So, September was a month to look back into history (it was on accident! I know October is LGBTQ history month in the US). It also was a chance to look at the trans lives we also lost in late August that I missed at the time. These days, I feel like every year we’re saying “this is the deadliest year for trans women” and we’re constantly saying “there is a crisis for trans women of color” and, instead of getting better, it gets worse and worse and worse. This has been a terribly deadly year for trans people in the US and internationally. Vontashia Bell, on this list, was eighteen fucking years old.
So, as we head into US LGBTQ History Month (and the UK’s Black History Month), let’s remember the history we’re making right now. This a dark moment in history, particularly for trans women of color. Let’s do better.
I went back and forth on whether or not to include folks from outside the US. In the end, I decided that there is no reason not to include a name on this list, because these are names we must honor. That said, I do usually focus on murders in the US because there are so many murders worldwide that no single person could keep track of and honor them.
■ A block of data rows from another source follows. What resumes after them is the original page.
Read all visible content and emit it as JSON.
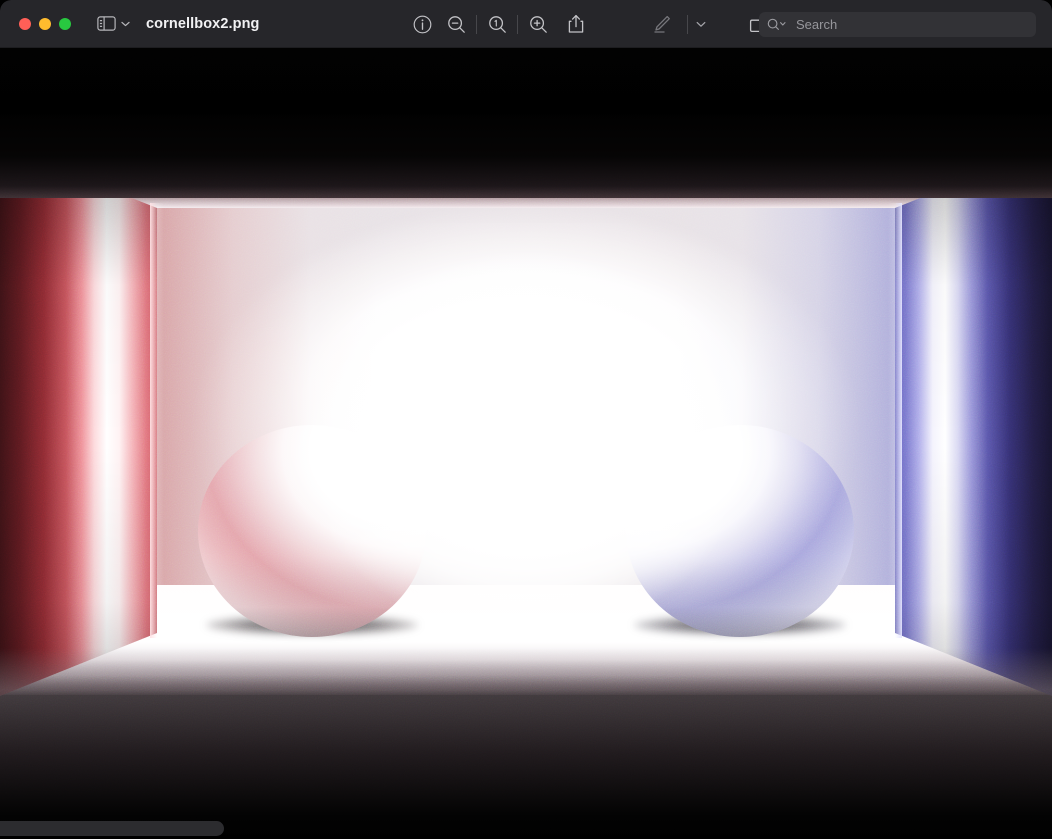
{
  "window": {
    "title": "cornellbox2.png",
    "traffic_lights": [
      {
        "name": "close",
        "color": "#ff5f57"
      },
      {
        "name": "minimize",
        "color": "#febc2e"
      },
      {
        "name": "zoom",
        "color": "#28c840"
      }
    ]
  },
  "toolbar": {
    "sidebar_toggle": {
      "icon": "sidebar-icon",
      "chevron": "chevron-down-icon"
    },
    "buttons": [
      {
        "name": "info-button",
        "icon": "info-circle-icon",
        "enabled": true
      },
      {
        "name": "zoom-out-button",
        "icon": "magnifier-minus-icon",
        "enabled": true
      },
      {
        "name": "zoom-actual-button",
        "icon": "magnifier-one-icon",
        "enabled": true
      },
      {
        "name": "zoom-in-button",
        "icon": "magnifier-plus-icon",
        "enabled": true
      },
      {
        "name": "share-button",
        "icon": "share-icon",
        "enabled": true
      },
      {
        "name": "markup-button",
        "icon": "pencil-icon",
        "enabled": false
      },
      {
        "name": "markup-menu-button",
        "icon": "chevron-down-icon",
        "enabled": true
      },
      {
        "name": "rotate-button",
        "icon": "rotate-icon",
        "enabled": true
      },
      {
        "name": "annotate-button",
        "icon": "annotate-circle-icon",
        "enabled": true
      }
    ]
  },
  "search": {
    "placeholder": "Search",
    "value": "",
    "icon": "search-magnifier-icon",
    "chevron": "chevron-down-icon"
  },
  "image": {
    "name": "cornellbox2.png",
    "description": "Path-traced Cornell box interior, over-exposed, with two diffuse spheres on the floor",
    "scene": {
      "left_wall_color": "#c5353f",
      "right_wall_color": "#3b35a8",
      "back_wall_color": "#ffffff",
      "floor_color": "#ffffff",
      "ceiling_light_color": "#ffffff",
      "sphere_color": "#f2eef0",
      "background_color": "#000000",
      "sphere_count": 2
    }
  },
  "scrollbars": {
    "horizontal": {
      "visible": true,
      "thumb_fraction": 0.213,
      "position": 0
    },
    "vertical": {
      "visible": false
    }
  }
}
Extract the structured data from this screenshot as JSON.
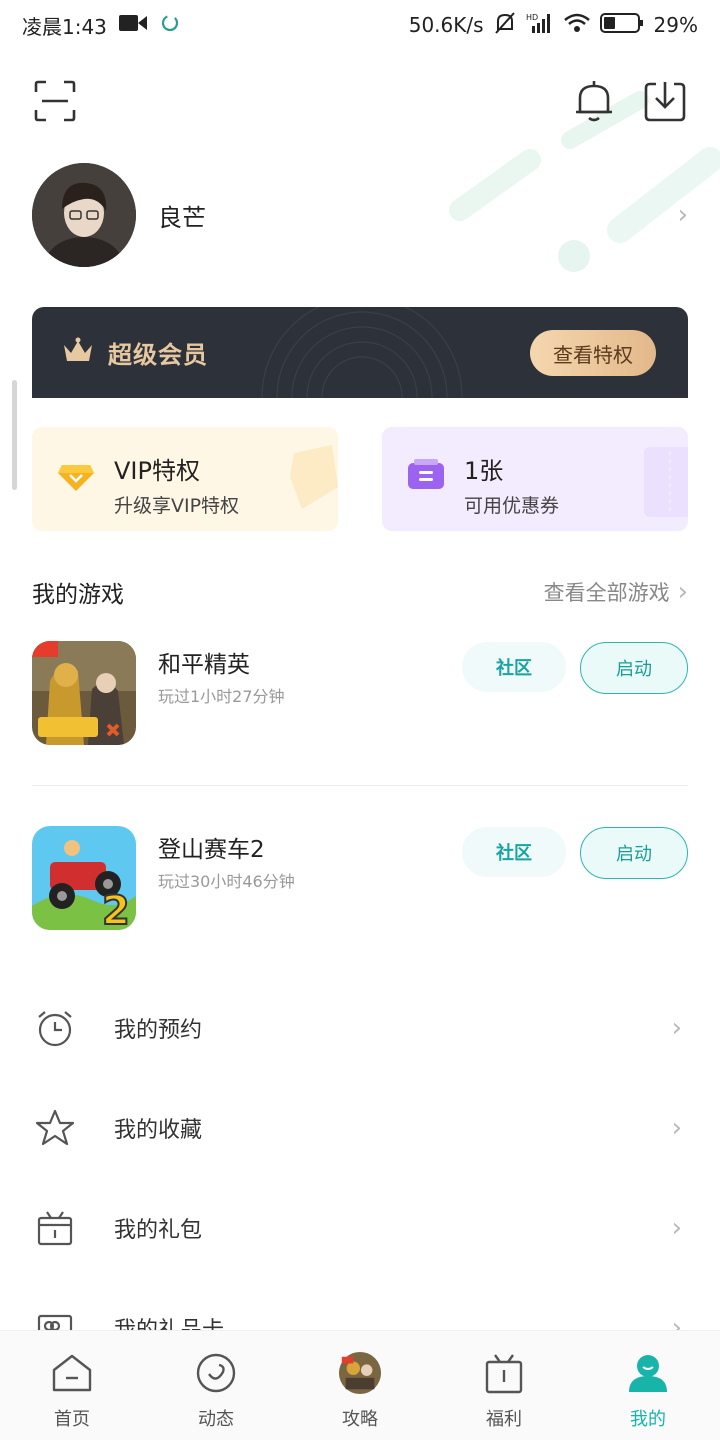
{
  "status_bar": {
    "time": "凌晨1:43",
    "speed": "50.6K/s",
    "battery": "29%"
  },
  "profile": {
    "username": "良芒"
  },
  "vip_banner": {
    "title": "超级会员",
    "button_label": "查看特权"
  },
  "cards": {
    "vip": {
      "title": "VIP特权",
      "subtitle": "升级享VIP特权"
    },
    "coupon": {
      "title": "1张",
      "subtitle": "可用优惠券"
    }
  },
  "my_games": {
    "title": "我的游戏",
    "view_all": "查看全部游戏",
    "games": [
      {
        "name": "和平精英",
        "playtime": "玩过1小时27分钟",
        "community_label": "社区",
        "launch_label": "启动"
      },
      {
        "name": "登山赛车2",
        "playtime": "玩过30小时46分钟",
        "community_label": "社区",
        "launch_label": "启动"
      }
    ]
  },
  "menu": [
    {
      "label": "我的预约",
      "icon": "alarm-clock-icon"
    },
    {
      "label": "我的收藏",
      "icon": "star-icon"
    },
    {
      "label": "我的礼包",
      "icon": "gift-box-icon"
    },
    {
      "label": "我的礼品卡",
      "icon": "gift-card-icon"
    }
  ],
  "bottom_nav": [
    {
      "label": "首页",
      "icon": "home-icon"
    },
    {
      "label": "动态",
      "icon": "feed-icon"
    },
    {
      "label": "攻略",
      "icon": "game-avatar-icon"
    },
    {
      "label": "福利",
      "icon": "gift-icon"
    },
    {
      "label": "我的",
      "icon": "profile-icon",
      "active": true
    }
  ],
  "colors": {
    "accent": "#18b4aa",
    "vip_banner_bg": "#2d3139",
    "vip_gold": "#e7c9a1"
  }
}
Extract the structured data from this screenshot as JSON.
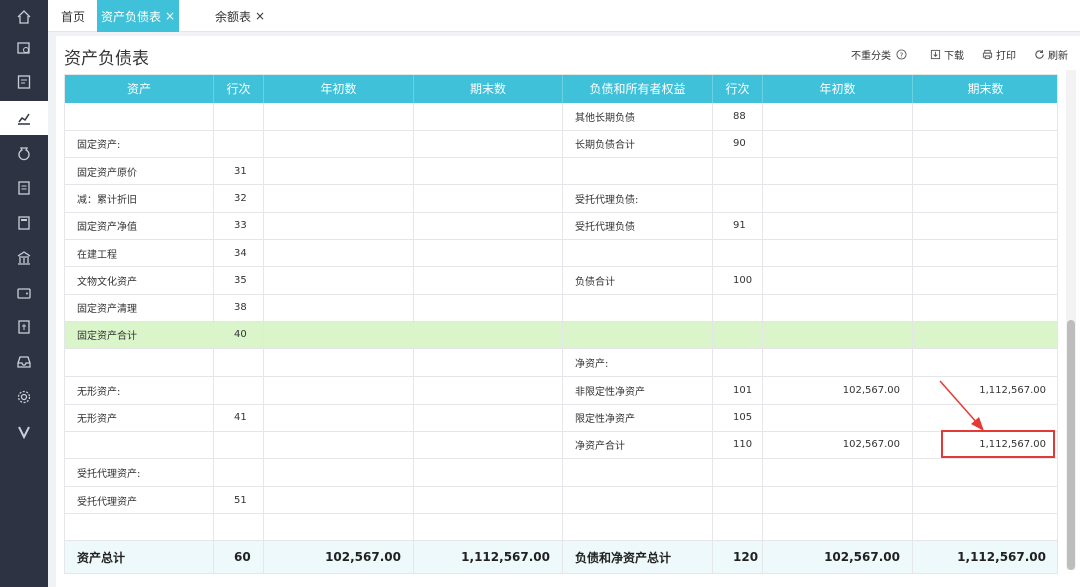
{
  "colors": {
    "accent": "#3fc1d9",
    "sidebar": "#2e3344",
    "highlight_row": "#d9f5c9",
    "annotation": "#e53935"
  },
  "sidebar": {
    "items": [
      {
        "icon": "home-icon"
      },
      {
        "icon": "voucher-search-icon"
      },
      {
        "icon": "ledger-icon"
      },
      {
        "icon": "report-chart-icon"
      },
      {
        "icon": "money-bag-icon"
      },
      {
        "icon": "document-icon"
      },
      {
        "icon": "calculator-icon"
      },
      {
        "icon": "bank-icon"
      },
      {
        "icon": "wallet-icon"
      },
      {
        "icon": "invoice-icon"
      },
      {
        "icon": "inbox-icon"
      },
      {
        "icon": "settings-icon"
      },
      {
        "icon": "v-logo-icon"
      }
    ]
  },
  "tabs": [
    {
      "label": "首页",
      "closable": false
    },
    {
      "label": "资产负债表",
      "closable": true
    },
    {
      "label": "余额表",
      "closable": true
    }
  ],
  "page": {
    "title": "资产负债表",
    "toolbar": {
      "no_reclass": "不重分类",
      "download": "下载",
      "print": "打印",
      "refresh": "刷新"
    }
  },
  "table": {
    "headers": [
      "资产",
      "行次",
      "年初数",
      "期末数",
      "负债和所有者权益",
      "行次",
      "年初数",
      "期末数"
    ],
    "rows": [
      [
        "",
        "",
        "",
        "",
        "其他长期负债",
        "88",
        "",
        ""
      ],
      [
        "固定资产:",
        "",
        "",
        "",
        "长期负债合计",
        "90",
        "",
        ""
      ],
      [
        "固定资产原价",
        "31",
        "",
        "",
        "",
        "",
        "",
        ""
      ],
      [
        "减：累计折旧",
        "32",
        "",
        "",
        "受托代理负债:",
        "",
        "",
        ""
      ],
      [
        "固定资产净值",
        "33",
        "",
        "",
        "受托代理负债",
        "91",
        "",
        ""
      ],
      [
        "在建工程",
        "34",
        "",
        "",
        "",
        "",
        "",
        ""
      ],
      [
        "文物文化资产",
        "35",
        "",
        "",
        "负债合计",
        "100",
        "",
        ""
      ],
      [
        "固定资产清理",
        "38",
        "",
        "",
        "",
        "",
        "",
        ""
      ],
      [
        "固定资产合计",
        "40",
        "",
        "",
        "",
        "",
        "",
        ""
      ],
      [
        "",
        "",
        "",
        "",
        "净资产:",
        "",
        "",
        ""
      ],
      [
        "无形资产:",
        "",
        "",
        "",
        "非限定性净资产",
        "101",
        "102,567.00",
        "1,112,567.00"
      ],
      [
        "无形资产",
        "41",
        "",
        "",
        "限定性净资产",
        "105",
        "",
        ""
      ],
      [
        "",
        "",
        "",
        "",
        "净资产合计",
        "110",
        "102,567.00",
        "1,112,567.00"
      ],
      [
        "受托代理资产:",
        "",
        "",
        "",
        "",
        "",
        "",
        ""
      ],
      [
        "受托代理资产",
        "51",
        "",
        "",
        "",
        "",
        "",
        ""
      ],
      [
        "",
        "",
        "",
        "",
        "",
        "",
        "",
        ""
      ],
      [
        "资产总计",
        "60",
        "102,567.00",
        "1,112,567.00",
        "负债和净资产总计",
        "120",
        "102,567.00",
        "1,112,567.00"
      ]
    ]
  }
}
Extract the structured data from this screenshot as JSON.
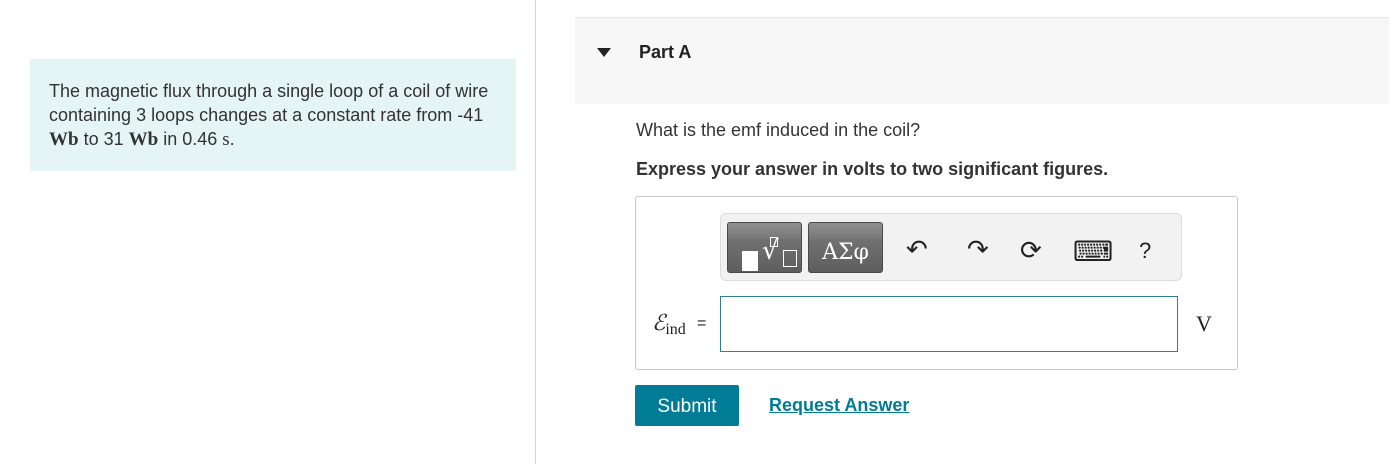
{
  "problem": {
    "t1": "The magnetic flux through a single loop of a coil of wire containing 3 loops changes at a constant rate from -41 ",
    "u1": "Wb",
    "t2": " to 31 ",
    "u2": "Wb",
    "t3": " in 0.46 ",
    "u3": "s",
    "t4": "."
  },
  "part": {
    "title": "Part A"
  },
  "question": "What is the emf induced in the coil?",
  "instruction": "Express your answer in volts to two significant figures.",
  "toolbar": {
    "symbols_label": "ΑΣφ",
    "undo_icon": "↶",
    "redo_icon": "↷",
    "reset_icon": "⟳",
    "keyboard_icon": "⌨",
    "help_label": "?"
  },
  "answer": {
    "variable": "ℰ",
    "subscript": "ind",
    "equals": "=",
    "value": "",
    "unit": "V"
  },
  "buttons": {
    "submit": "Submit",
    "request_answer": "Request Answer"
  },
  "colors": {
    "accent": "#007c97",
    "problem_bg": "#e5f4f5"
  }
}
I’m in the US, so these are the murders most relevant to me. The fact that I cannot truly honor every member of my extended trans family who is murdered is disgusting.
Lost this Year
Esra Ateş (Istanbul, Turkey)
Begüm (Bursa, Turkey)
Vanessa Campos (Paris, France)
Dejanay Stanton (Chicago, Il)
Loved to travel
Vontashia Bell (Shreveport, LA)
Eighteen years old
Shantee Tucker (Philadelphia, PA)
Straight-talker, worked in an area beauty store
“From 1919 until February 1933, somewhere between twenty-five and thirty separate homosexual German-language journal titles appeared in Berlin, some weekly or monthly and others less frequently. These supplemented, of course, Berlin’s first homosexual periodicals: Adolf Brand’s Der Eigene and Hirschfeld’s Jahrbuch. By contrast, there were practically no such journals published anywhere else in the world until after 1942.” (Robert Beachy, Gay Berlin)
“At that time, no one knew what HIV was. It would be another 12 years before the Centers for Disease Control and Prevention reported a mysterious pneumonia and immune deficiency that had afflicted “five young men, all active homosexuals.” Deaths started mounting in 1981, and HIV would not be identified by scientists until 1984. In 1987, HIV was found in Rayford’s tissue samples. Very few noticed.”
“We spoke with Kimberlé Williams Crenshaw and Lady Phyll to talk about the gifts they’ve given to a generation of Black LGBTQ+ people: the tools to dismantle the master’s house, and a blueprint for the promised land to be built on its grave thereafter.”
“Here’s the setup of my soon-to-be-published novel, The Best Bad Things, in a nutshell: The year is 1887, and in the wild west of the Washington Territory, a hard-boiled, rule-bending Pinkerton’s detective goes undercover to infiltrate a smuggling ring. The detective’s name is Alma Rosales. She’s Latinx, she’s gender-fluid, and she’s queer. One of my writing friends and I fondly call her the “manic pixie butch stud.” I’m kind of in love with her — and I hope you’ll love her, too.”